▸ Activity
Search the listing for the word "required" and copy every line where it turns up.
>>>
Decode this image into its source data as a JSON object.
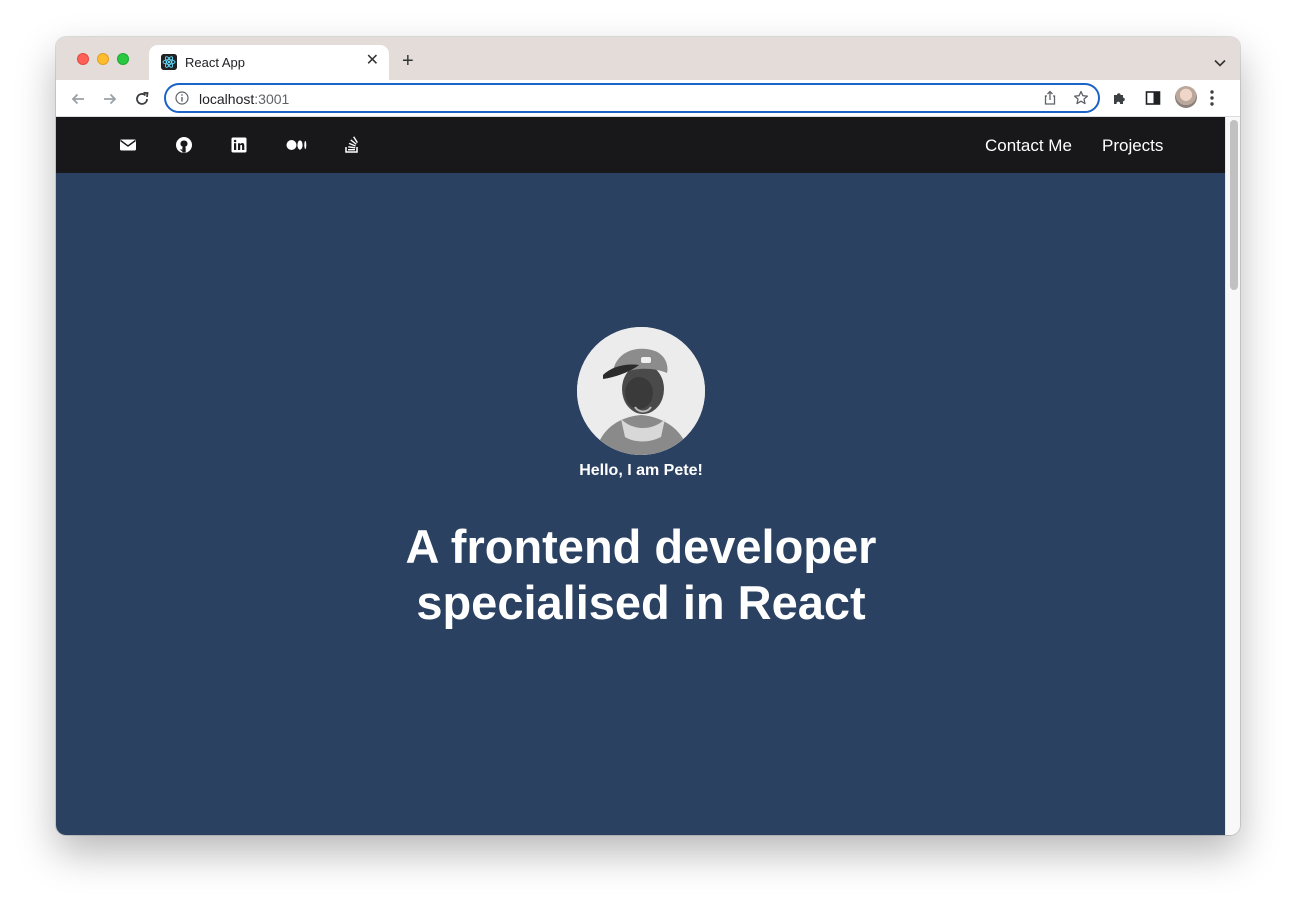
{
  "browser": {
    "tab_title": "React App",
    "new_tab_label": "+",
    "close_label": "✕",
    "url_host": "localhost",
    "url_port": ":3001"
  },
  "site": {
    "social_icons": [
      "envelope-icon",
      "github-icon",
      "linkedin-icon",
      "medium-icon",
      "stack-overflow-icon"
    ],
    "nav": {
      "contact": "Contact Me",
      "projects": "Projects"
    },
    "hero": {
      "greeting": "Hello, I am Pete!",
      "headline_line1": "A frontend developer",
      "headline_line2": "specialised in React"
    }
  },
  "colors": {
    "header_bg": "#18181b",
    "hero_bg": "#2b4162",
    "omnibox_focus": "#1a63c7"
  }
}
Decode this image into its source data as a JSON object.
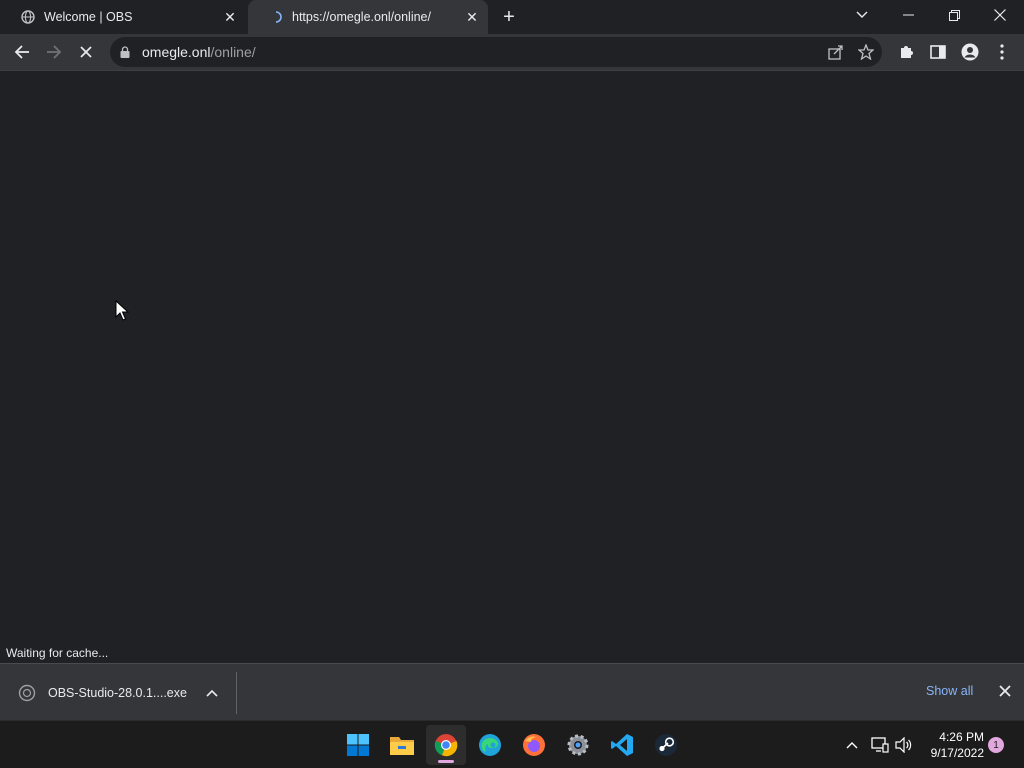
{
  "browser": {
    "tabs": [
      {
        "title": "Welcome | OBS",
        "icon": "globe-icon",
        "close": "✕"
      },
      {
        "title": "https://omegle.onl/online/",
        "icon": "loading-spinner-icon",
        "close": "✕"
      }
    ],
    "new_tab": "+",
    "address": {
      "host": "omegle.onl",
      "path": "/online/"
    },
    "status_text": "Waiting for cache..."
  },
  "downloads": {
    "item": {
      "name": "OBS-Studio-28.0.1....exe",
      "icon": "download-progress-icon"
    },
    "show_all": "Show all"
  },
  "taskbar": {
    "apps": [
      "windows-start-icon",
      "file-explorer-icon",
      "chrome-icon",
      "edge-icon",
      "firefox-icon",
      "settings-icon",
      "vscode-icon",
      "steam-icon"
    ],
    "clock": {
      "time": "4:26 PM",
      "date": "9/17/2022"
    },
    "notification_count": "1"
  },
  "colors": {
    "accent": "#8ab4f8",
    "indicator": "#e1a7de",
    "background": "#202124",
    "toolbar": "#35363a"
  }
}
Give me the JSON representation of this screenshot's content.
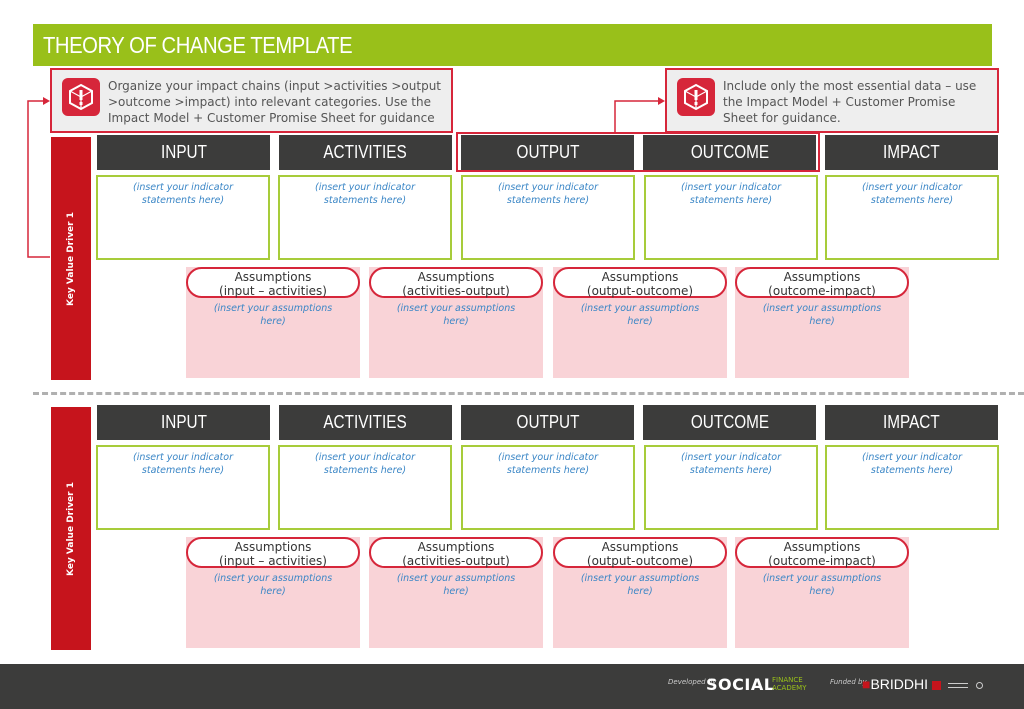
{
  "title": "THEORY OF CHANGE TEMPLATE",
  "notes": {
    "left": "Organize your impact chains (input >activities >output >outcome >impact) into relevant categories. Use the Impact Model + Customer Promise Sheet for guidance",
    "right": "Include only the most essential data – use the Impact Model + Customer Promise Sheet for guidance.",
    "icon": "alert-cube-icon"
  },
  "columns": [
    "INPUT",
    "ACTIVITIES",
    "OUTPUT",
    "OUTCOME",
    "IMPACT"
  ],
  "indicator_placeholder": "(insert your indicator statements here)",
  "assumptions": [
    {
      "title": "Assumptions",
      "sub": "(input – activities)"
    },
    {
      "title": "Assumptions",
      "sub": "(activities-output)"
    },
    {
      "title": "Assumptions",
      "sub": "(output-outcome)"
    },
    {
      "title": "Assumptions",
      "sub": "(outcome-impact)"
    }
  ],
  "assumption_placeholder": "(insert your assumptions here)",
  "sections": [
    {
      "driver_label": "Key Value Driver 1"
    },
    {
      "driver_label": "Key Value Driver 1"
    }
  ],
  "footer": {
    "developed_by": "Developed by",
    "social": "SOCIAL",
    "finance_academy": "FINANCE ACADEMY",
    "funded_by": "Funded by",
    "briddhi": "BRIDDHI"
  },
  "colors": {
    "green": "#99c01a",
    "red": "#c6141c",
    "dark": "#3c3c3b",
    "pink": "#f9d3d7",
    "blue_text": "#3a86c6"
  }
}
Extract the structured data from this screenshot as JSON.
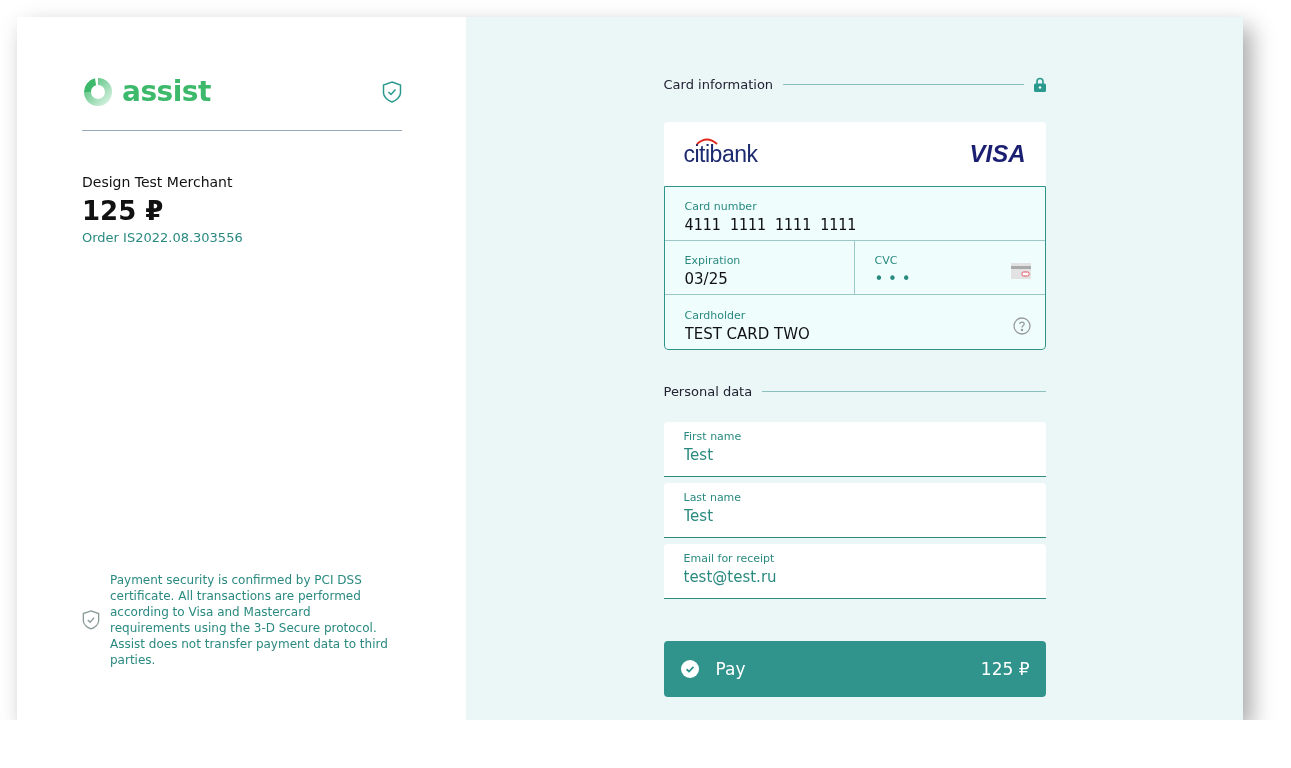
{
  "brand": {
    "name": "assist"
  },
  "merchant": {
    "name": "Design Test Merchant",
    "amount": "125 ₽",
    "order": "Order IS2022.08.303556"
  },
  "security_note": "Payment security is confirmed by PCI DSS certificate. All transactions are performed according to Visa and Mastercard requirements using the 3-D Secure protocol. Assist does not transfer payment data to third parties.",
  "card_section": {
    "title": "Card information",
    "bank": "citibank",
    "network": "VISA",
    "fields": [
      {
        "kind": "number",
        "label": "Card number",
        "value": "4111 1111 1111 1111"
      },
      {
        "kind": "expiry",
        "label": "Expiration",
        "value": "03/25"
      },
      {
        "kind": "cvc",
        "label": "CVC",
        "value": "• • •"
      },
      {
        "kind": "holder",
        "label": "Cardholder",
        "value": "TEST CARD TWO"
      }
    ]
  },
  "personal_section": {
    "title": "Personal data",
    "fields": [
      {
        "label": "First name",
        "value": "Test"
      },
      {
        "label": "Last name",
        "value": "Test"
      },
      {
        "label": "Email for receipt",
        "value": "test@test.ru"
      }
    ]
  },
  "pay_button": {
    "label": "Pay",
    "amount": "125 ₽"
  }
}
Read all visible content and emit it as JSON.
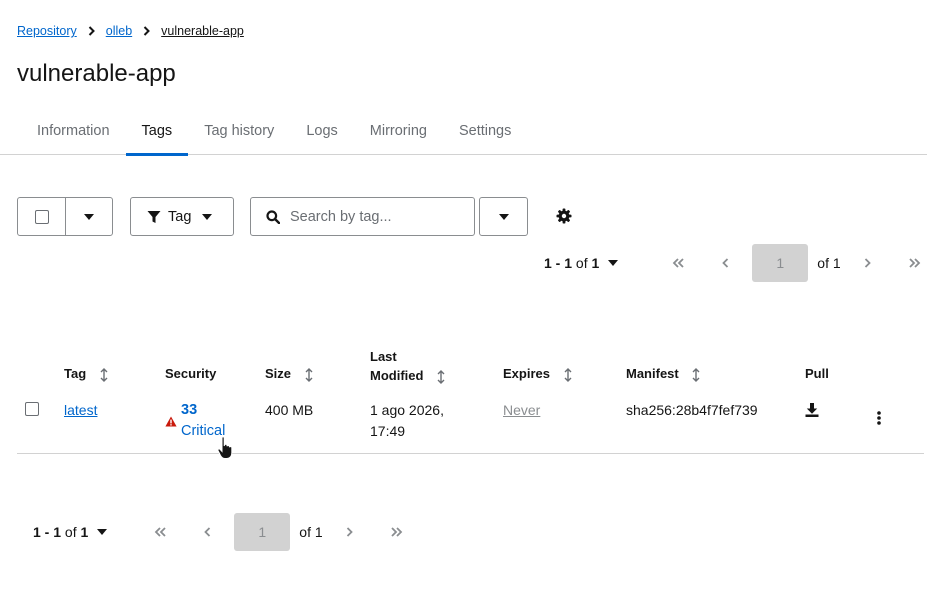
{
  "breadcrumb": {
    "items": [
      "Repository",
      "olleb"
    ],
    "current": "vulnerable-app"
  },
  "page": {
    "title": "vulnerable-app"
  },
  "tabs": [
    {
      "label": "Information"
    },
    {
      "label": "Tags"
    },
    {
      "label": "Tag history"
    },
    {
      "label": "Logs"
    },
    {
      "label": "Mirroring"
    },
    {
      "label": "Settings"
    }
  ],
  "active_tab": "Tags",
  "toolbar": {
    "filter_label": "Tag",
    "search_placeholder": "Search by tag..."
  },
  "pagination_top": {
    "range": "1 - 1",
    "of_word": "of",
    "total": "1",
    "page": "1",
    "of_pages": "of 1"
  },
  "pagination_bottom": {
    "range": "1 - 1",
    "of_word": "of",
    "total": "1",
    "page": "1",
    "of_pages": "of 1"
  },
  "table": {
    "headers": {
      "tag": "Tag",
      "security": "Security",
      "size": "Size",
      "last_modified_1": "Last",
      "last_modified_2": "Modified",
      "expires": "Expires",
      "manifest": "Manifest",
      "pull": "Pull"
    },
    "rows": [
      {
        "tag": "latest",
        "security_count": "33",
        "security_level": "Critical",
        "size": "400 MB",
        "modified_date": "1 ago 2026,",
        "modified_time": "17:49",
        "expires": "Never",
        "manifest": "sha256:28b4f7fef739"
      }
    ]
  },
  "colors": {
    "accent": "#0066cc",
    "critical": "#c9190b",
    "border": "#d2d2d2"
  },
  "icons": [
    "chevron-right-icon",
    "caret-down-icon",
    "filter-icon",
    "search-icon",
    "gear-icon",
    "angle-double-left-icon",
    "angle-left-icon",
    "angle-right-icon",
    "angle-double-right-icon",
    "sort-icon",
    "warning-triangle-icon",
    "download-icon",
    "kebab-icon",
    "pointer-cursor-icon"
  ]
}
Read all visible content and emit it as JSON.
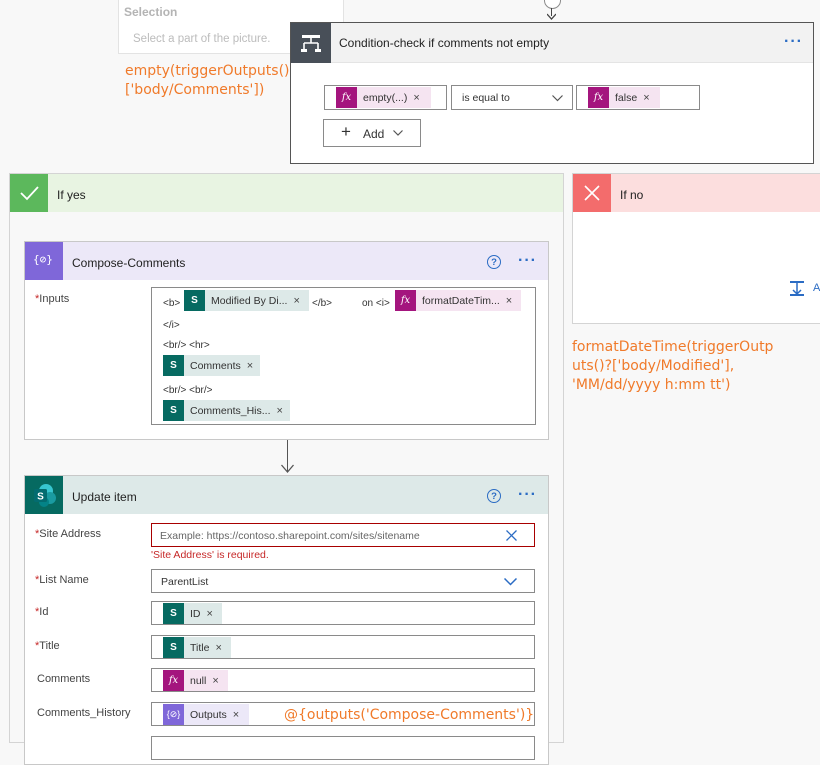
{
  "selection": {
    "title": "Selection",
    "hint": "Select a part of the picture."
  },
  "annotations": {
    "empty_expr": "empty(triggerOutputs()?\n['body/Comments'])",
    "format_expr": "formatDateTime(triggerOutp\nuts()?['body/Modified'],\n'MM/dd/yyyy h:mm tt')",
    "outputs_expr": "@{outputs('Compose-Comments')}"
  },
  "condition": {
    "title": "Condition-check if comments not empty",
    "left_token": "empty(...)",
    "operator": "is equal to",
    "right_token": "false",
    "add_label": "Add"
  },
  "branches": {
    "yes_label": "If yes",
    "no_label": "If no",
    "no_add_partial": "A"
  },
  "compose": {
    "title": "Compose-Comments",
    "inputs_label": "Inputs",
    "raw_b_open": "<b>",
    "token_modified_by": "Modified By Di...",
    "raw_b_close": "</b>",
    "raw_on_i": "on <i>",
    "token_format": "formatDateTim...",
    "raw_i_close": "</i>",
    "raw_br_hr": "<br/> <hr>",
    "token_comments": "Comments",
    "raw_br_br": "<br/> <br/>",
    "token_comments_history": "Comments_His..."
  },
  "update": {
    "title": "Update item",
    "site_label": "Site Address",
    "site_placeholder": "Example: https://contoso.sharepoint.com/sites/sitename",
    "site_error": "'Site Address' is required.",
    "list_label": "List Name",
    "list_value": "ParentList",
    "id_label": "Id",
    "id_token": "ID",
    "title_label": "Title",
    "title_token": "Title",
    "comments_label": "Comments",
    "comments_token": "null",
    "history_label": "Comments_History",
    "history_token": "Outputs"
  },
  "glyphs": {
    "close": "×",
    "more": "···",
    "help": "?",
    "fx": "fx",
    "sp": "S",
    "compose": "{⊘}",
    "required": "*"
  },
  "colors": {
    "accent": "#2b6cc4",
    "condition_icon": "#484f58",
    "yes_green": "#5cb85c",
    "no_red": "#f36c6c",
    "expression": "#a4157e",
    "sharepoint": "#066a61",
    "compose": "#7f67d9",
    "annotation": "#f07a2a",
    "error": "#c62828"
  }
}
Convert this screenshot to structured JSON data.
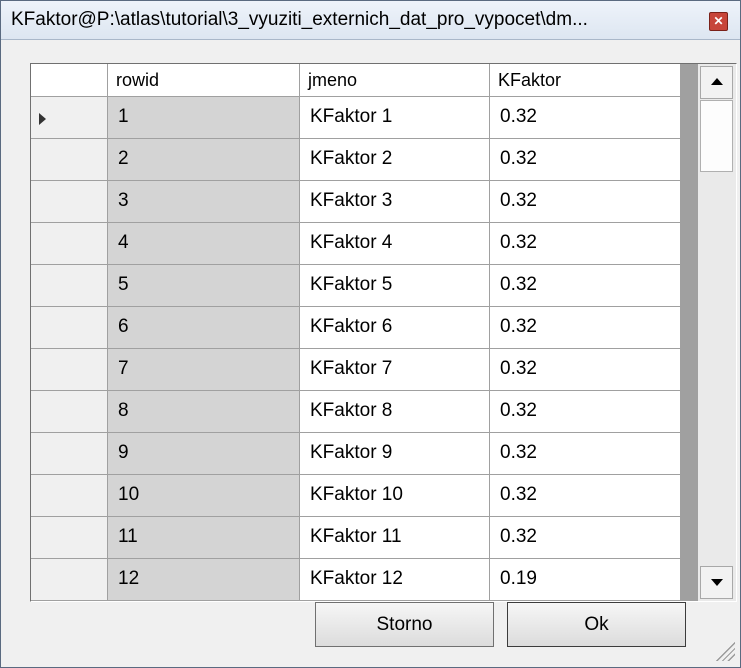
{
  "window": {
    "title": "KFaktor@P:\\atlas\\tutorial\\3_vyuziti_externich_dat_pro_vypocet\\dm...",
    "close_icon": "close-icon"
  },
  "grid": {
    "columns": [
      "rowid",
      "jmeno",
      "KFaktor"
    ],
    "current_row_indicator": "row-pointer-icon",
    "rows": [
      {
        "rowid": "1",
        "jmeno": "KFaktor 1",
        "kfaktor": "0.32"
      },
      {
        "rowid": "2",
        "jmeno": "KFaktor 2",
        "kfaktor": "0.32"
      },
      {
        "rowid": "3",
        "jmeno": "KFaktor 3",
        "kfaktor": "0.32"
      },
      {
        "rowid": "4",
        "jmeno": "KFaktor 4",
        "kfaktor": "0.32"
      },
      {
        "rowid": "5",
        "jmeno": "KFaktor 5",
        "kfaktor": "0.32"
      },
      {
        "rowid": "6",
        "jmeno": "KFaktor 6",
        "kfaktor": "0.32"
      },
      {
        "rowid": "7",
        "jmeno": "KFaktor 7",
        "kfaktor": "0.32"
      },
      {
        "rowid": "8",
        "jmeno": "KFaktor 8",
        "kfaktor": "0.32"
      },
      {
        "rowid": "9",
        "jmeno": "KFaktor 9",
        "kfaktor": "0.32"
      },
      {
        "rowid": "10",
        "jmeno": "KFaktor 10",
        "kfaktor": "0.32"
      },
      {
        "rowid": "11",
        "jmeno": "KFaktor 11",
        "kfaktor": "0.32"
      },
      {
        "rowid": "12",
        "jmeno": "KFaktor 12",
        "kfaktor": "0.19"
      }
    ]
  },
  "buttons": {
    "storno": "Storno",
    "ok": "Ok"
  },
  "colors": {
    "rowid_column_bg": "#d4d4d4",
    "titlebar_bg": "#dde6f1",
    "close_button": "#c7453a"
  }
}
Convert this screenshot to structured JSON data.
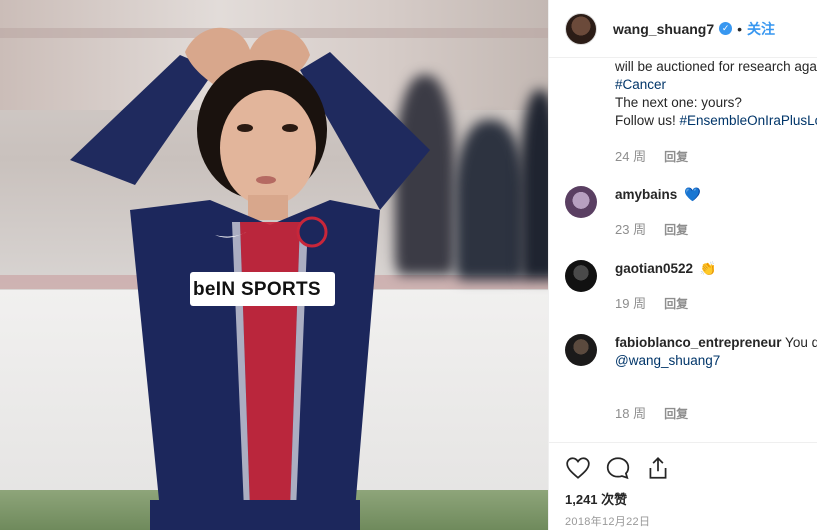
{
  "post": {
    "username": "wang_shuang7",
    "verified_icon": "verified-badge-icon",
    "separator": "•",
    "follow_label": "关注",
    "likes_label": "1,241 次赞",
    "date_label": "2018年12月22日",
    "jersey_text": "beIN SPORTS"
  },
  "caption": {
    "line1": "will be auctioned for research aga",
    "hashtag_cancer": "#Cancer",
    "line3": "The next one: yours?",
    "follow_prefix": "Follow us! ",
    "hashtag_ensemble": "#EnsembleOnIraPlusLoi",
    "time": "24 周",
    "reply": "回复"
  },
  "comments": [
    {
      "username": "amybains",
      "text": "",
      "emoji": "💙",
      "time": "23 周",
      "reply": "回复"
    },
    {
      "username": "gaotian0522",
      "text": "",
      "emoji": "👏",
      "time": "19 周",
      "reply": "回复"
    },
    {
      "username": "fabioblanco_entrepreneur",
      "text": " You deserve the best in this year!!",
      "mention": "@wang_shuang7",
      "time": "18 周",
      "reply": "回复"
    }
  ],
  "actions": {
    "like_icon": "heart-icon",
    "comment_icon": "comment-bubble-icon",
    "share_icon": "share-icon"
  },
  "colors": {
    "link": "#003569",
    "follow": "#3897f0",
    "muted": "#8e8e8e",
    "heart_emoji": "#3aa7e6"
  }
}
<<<
▸ Answer section
    "site_error": "'Site Address' is required.",
    "required": "*"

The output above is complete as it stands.